As with every other part of the human condition, the Church, from her vast experience, has developed tools to heal us, in this case, of our poorly formed ideas about the history of salvation and our place in it. And one of them is known as the Office of Readings.

As you know, the Office of Readings is part of the official daily prayer of the Church, one of the means by which the community makes a serious effort to sanctify the hours of the day. As usual, many ignore the various daily Church disciplines, foregoing things such as daily prayer and daily Examination of Conscience.

But the Office of Readings is special. In that prayer, we join with the rest of the Church in offering praise to God and the core of that praise is proclaiming the truth about the great unfolding of our salvation. Engaging this truth heals us – helping us to join the mind of Christ rather than the mind of some clique. And it changes the world by making this truth present where it was not before. As a result, it renders praise to God.

The Office of Readings consists of saying a number of psalms, the ancient prayers from the Old Testament, as well as two readings: one from the Scriptures and one from the tradition of the Church. Scripture and Tradition are God’s revelation – unmessed with. This is literally the real, divine revelation. These are the facts involved in accurate perception and are worth more than the time frittered away on a sitcom, or on lusting to belong to a particular social circle.

The Ratzinger brothers read the Office together
The Ratzinger brothers read the Office together

What is this revelation? According to Vatican II, the sacred tradition and Sacred Scripture “of both the Old and New Testaments are like a mirror in which the pilgrim Church on earth looks at God.” We look into this mirror when we start to read the Office of Readings regularly. We look at God – something much better than staring into our digital devices.

The Council was emphatic that “both sacred tradition and Sacred Scripture are to be accepted and venerated with the same sense of loyalty and reverence.” Our loyalty to the unity, the unity of the deposit of word of God, leads us into unity as a community.

People choosing which parts of Catholic teaching they “like” disrupts the unity of the Body of Christ. Looked at from inside or outside, the Catholic Church seems to be a fractured mess with this group following this perception of the Church, that’s group following another perception of the Church and so on.

In fact, there is only one deposit of the word of God involving both the complete Scriptures as well as the complete tradition of the Church. It is that community, out of all of the scattered fragmented communities each under the tyranny of its own perception, that holds to the one deposit of faith that is indeed the closest to the true Church.

It is such a community that makes people say, with St. Paul: “If there is any encouragement in Christ, any solace in love, any participation in the Spirit, any compassion and mercy, complete my joy by being of the same mind, with the same love, united in heart, thinking one thing.” (Philippians 2:2)

Many of us have come to believe that there’s something intrinsically wrong in thinking the same thing – which may be true when what we’re thinking is some currently fashionable nonsense. When it comes to thinking about the one true God who made and sustains all being, it’s no virtue to indulge in individualist fantasies.
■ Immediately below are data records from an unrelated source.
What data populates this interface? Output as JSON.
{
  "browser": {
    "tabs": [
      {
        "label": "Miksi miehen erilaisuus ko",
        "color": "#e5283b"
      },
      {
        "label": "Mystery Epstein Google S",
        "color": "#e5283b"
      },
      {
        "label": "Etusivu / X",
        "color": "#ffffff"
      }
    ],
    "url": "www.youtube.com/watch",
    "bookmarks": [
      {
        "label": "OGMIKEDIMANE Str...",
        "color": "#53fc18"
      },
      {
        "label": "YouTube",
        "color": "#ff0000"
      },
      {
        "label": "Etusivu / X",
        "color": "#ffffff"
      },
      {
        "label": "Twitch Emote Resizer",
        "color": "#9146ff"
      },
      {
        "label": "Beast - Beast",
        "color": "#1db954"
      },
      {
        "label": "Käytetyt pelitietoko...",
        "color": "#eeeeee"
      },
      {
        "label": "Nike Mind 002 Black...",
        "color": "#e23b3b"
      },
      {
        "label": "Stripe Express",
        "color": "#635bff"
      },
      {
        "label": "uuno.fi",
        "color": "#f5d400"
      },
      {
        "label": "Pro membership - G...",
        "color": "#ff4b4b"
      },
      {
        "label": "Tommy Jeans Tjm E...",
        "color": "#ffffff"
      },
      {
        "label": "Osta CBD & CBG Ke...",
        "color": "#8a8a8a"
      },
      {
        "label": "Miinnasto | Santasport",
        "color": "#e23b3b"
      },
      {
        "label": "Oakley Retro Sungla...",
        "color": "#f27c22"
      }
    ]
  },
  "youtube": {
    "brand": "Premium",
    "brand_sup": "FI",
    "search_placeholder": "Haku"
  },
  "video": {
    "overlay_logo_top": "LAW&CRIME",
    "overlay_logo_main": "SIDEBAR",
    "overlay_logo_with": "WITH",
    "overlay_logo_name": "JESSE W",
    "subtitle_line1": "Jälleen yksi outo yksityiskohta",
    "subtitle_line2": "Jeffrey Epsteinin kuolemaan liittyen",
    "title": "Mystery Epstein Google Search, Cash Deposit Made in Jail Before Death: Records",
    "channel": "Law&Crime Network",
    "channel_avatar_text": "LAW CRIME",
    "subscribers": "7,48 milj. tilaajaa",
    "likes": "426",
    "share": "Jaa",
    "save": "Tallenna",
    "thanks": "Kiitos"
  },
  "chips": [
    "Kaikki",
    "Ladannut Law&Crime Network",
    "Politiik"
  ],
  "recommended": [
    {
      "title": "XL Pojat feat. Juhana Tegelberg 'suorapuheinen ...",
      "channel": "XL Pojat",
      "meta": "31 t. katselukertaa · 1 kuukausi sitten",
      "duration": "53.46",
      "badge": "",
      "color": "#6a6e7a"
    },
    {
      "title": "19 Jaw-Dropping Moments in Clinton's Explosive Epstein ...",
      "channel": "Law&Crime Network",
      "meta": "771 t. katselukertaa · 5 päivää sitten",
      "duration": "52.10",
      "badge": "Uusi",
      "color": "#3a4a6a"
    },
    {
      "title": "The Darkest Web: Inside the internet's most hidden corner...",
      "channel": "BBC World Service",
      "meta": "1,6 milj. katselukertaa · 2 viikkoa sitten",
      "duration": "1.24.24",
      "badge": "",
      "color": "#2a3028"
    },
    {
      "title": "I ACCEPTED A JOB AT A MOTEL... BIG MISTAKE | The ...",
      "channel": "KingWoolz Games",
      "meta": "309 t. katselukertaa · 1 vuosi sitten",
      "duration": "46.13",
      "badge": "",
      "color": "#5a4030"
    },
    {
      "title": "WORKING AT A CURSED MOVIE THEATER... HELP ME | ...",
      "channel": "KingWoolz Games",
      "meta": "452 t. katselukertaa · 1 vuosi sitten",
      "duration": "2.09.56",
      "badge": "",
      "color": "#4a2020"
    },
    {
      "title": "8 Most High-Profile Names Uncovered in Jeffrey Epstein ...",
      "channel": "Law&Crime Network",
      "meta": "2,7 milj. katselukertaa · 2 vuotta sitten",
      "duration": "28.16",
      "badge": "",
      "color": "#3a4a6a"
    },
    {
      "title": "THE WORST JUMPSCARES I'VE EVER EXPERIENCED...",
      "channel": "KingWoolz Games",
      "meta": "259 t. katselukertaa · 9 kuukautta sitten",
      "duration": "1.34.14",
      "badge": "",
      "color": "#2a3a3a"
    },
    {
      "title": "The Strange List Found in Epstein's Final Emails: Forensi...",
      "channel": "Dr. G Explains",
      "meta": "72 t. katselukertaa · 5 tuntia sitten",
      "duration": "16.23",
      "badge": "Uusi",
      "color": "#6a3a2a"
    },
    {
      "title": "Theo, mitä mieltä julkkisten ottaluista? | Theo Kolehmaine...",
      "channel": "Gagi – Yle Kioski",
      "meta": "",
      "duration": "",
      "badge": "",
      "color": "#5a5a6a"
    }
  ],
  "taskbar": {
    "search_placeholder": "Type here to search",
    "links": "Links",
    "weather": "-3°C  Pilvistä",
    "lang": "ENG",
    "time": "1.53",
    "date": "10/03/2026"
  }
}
We pray for unity at every mass, but could we do more than that? We could all read the artifacts from the one deposit of faith and come to be of one mind – forgetting our private imaginings and joining the mind of the Church.

Bevil Bramwell, OMI

Fr. Bevil Bramwell, OMI, PhD is the former Undergraduate Dean at Catholic Distance University. His books are: Laity: Beautiful, Good and True; The World of the Sacraments; Catholics Read the Scriptures: Commentary on Benedict XVI’s Verbum Domini, and, most recently, John Paul II's Ex Corde Ecclesiae: The Gift of Catholic Universities to the World.